If someone had told me five months ago that I would return home from a 13 km run, covered in sweat, my dri-wick clothing soaked and then head back out for more I would have told them they were CRAZY. Because that behaviour right there was beyond belief for me a few months ago.

I know people do amazing feats everyday. People run marathons, people swim across great lakes, people climb mountains. They push themselves in ways I can't even imagine. But I have never felt such exhaustion, such fatigue, such a powerful urge to quit as I did last Sunday. And despite running 15k of a 16k run I felt like I'd failed. For the first time since I began training I'd failed. And the crap runs continued All. Week. Long. If I was ever going to give up on this silly half-marathon training it would have been last week, but I didn't. I learned a few things and I came back and woke up earlier, ran further and enjoyed the accomplishment that much more.

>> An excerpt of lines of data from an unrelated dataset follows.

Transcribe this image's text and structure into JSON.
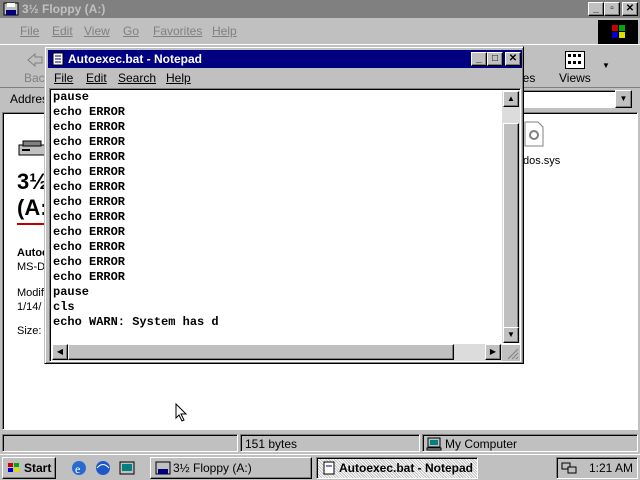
{
  "explorer": {
    "title": "3½ Floppy (A:)",
    "menu": [
      "File",
      "Edit",
      "View",
      "Go",
      "Favorites",
      "Help"
    ],
    "toolbar": {
      "back_label": "Back",
      "partial_label": "ies",
      "views_label": "Views"
    },
    "address_label": "Address",
    "content": {
      "title_line1": "3½ Floppy",
      "title_line2": "(A:)",
      "selected_name": "Autoexec.bat",
      "selected_type": "MS-DOS Batch File",
      "modified_label": "Modified:",
      "modified_value": "1/14/",
      "size_label": "Size:",
      "file_label": "dos.sys"
    },
    "status": {
      "size": "151 bytes",
      "zone": "My Computer"
    }
  },
  "notepad": {
    "title": "Autoexec.bat - Notepad",
    "menu": [
      "File",
      "Edit",
      "Search",
      "Help"
    ],
    "lines": [
      "pause",
      "echo ERROR",
      "echo ERROR",
      "echo ERROR",
      "echo ERROR",
      "echo ERROR",
      "echo ERROR",
      "echo ERROR",
      "echo ERROR",
      "echo ERROR",
      "echo ERROR",
      "echo ERROR",
      "echo ERROR",
      "pause",
      "cls",
      "echo WARN: System has d"
    ]
  },
  "taskbar": {
    "start_label": "Start",
    "tasks": [
      "3½ Floppy (A:)",
      "Autoexec.bat - Notepad"
    ],
    "clock": "1:21 AM"
  },
  "colors": {
    "active_title": "#000080",
    "inactive_title": "#808080",
    "face": "#c0c0c0"
  },
  "icons": [
    "floppy-icon",
    "notepad-icon",
    "back-arrow-icon",
    "views-icon",
    "drive-icon",
    "system-file-icon",
    "mouse-cursor-icon",
    "windows-logo-icon",
    "ie-icon",
    "desktop-icon",
    "channels-icon",
    "tray-network-icon"
  ]
}
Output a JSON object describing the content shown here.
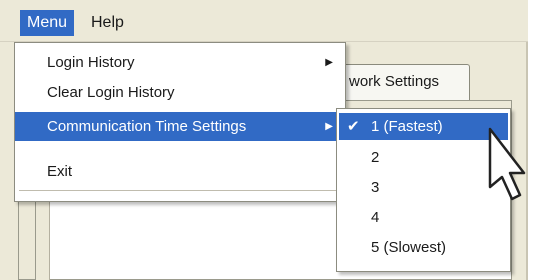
{
  "menubar": {
    "items": [
      {
        "label": "Menu"
      },
      {
        "label": "Help"
      }
    ]
  },
  "tab": {
    "label": "work Settings"
  },
  "menu": {
    "items": [
      {
        "label": "Login History",
        "has_submenu": true
      },
      {
        "label": "Clear Login History",
        "has_submenu": false
      },
      {
        "label": "Communication Time Settings",
        "has_submenu": true
      },
      {
        "label": "Exit",
        "has_submenu": false
      }
    ],
    "arrow_icon": "triangle-right-icon"
  },
  "submenu": {
    "items": [
      {
        "label": "1 (Fastest)",
        "checked": true
      },
      {
        "label": "2",
        "checked": false
      },
      {
        "label": "3",
        "checked": false
      },
      {
        "label": "4",
        "checked": false
      },
      {
        "label": "5 (Slowest)",
        "checked": false
      }
    ],
    "check_icon": "checkmark-icon"
  },
  "colors": {
    "highlight": "#316ac5",
    "window_bg": "#ece9d8",
    "menu_bg": "#ffffff"
  }
}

This morning I left the house at 7:15 a.m. and ran for one hour, 53 and a half minutes. I covered 16km - my goal. It wasn't fast and I walked far more than I would have liked, but I did it. I pushed myself mentally and physically and I did it. I hope today's accomplishment sets the tone for a better week than last. A week that is not mired by exhaustion three kilometres into a 5k morning run or a feeling of nauseau, fainting and cramps all at the same time while doing hills. But even if it is, it's OK. I will try again. I will come back more determined the next day.

Six weeks to go!